**Aim of the exercise**
All that is needed is every record, duplicated exactly.

Component data from apps and pages
-*-

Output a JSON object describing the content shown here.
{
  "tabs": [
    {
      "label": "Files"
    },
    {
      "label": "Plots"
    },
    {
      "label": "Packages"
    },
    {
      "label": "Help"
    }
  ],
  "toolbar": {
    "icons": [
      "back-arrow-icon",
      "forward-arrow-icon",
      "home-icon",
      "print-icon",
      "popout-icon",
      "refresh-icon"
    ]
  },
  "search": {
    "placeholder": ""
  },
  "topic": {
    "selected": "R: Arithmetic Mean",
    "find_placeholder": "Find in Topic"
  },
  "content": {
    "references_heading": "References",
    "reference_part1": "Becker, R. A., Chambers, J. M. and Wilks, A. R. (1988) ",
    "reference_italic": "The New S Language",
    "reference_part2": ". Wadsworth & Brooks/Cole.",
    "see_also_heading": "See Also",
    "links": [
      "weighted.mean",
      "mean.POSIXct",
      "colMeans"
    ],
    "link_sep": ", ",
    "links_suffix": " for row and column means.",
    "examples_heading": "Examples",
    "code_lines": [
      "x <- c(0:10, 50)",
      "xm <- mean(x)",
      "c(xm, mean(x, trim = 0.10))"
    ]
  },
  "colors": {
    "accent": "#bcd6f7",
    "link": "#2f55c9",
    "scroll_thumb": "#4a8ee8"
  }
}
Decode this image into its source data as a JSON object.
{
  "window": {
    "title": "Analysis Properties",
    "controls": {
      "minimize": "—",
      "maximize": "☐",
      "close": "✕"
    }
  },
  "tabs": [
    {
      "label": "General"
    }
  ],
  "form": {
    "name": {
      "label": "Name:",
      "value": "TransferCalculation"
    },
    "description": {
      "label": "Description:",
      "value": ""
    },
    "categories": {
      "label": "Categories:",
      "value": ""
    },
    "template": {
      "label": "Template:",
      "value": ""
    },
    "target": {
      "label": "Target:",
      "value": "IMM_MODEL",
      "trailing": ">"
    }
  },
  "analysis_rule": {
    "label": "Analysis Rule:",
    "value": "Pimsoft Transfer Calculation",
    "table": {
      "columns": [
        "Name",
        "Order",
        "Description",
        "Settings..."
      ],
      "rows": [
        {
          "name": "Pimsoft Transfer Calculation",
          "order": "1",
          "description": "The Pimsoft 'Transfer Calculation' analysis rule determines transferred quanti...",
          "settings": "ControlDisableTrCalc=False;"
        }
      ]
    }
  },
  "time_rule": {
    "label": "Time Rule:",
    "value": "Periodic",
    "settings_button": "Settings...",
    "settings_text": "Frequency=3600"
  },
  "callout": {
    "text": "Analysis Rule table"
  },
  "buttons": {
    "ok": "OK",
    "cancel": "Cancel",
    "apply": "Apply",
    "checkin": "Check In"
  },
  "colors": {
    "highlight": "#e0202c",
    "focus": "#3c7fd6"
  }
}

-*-

**Task output**
Output a JSON object describing the content shown here.
{
  "tabs": [
    {
      "label": "Files"
    },
    {
      "label": "Plots"
    },
    {
      "label": "Packages"
    },
    {
      "label": "Help"
    }
  ],
  "toolbar": {
    "icons": [
      "back-arrow-icon",
      "forward-arrow-icon",
      "home-icon",
      "print-icon",
      "popout-icon",
      "refresh-icon"
    ]
  },
  "search": {
    "placeholder": ""
  },
  "topic": {
    "selected": "R: Arithmetic Mean",
    "find_placeholder": "Find in Topic"
  },
  "content": {
    "references_heading": "References",
    "reference_part1": "Becker, R. A., Chambers, J. M. and Wilks, A. R. (1988) ",
    "reference_italic": "The New S Language",
    "reference_part2": ". Wadsworth & Brooks/Cole.",
    "see_also_heading": "See Also",
    "links": [
      "weighted.mean",
      "mean.POSIXct",
      "colMeans"
    ],
    "link_sep": ", ",
    "links_suffix": " for row and column means.",
    "examples_heading": "Examples",
    "code_lines": [
      "x <- c(0:10, 50)",
      "xm <- mean(x)",
      "c(xm, mean(x, trim = 0.10))"
    ]
  },
  "colors": {
    "accent": "#bcd6f7",
    "link": "#2f55c9",
    "scroll_thumb": "#4a8ee8"
  }
}
Decode this image into its source data as a JSON object.
{
  "window": {
    "title": "Analysis Properties",
    "controls": {
      "minimize": "—",
      "maximize": "☐",
      "close": "✕"
    }
  },
  "tabs": [
    {
      "label": "General"
    }
  ],
  "form": {
    "name": {
      "label": "Name:",
      "value": "TransferCalculation"
    },
    "description": {
      "label": "Description:",
      "value": ""
    },
    "categories": {
      "label": "Categories:",
      "value": ""
    },
    "template": {
      "label": "Template:",
      "value": ""
    },
    "target": {
      "label": "Target:",
      "value": "IMM_MODEL",
      "trailing": ">"
    }
  },
  "analysis_rule": {
    "label": "Analysis Rule:",
    "value": "Pimsoft Transfer Calculation",
    "table": {
      "columns": [
        "Name",
        "Order",
        "Description",
        "Settings..."
      ],
      "rows": [
        {
          "name": "Pimsoft Transfer Calculation",
          "order": "1",
          "description": "The Pimsoft 'Transfer Calculation' analysis rule determines transferred quanti...",
          "settings": "ControlDisableTrCalc=False;"
        }
      ]
    }
  },
  "time_rule": {
    "label": "Time Rule:",
    "value": "Periodic",
    "settings_button": "Settings...",
    "settings_text": "Frequency=3600"
  },
  "callout": {
    "text": "Analysis Rule table"
  },
  "buttons": {
    "ok": "OK",
    "cancel": "Cancel",
    "apply": "Apply",
    "checkin": "Check In"
  },
  "colors": {
    "highlight": "#e0202c",
    "focus": "#3c7fd6"
  }
}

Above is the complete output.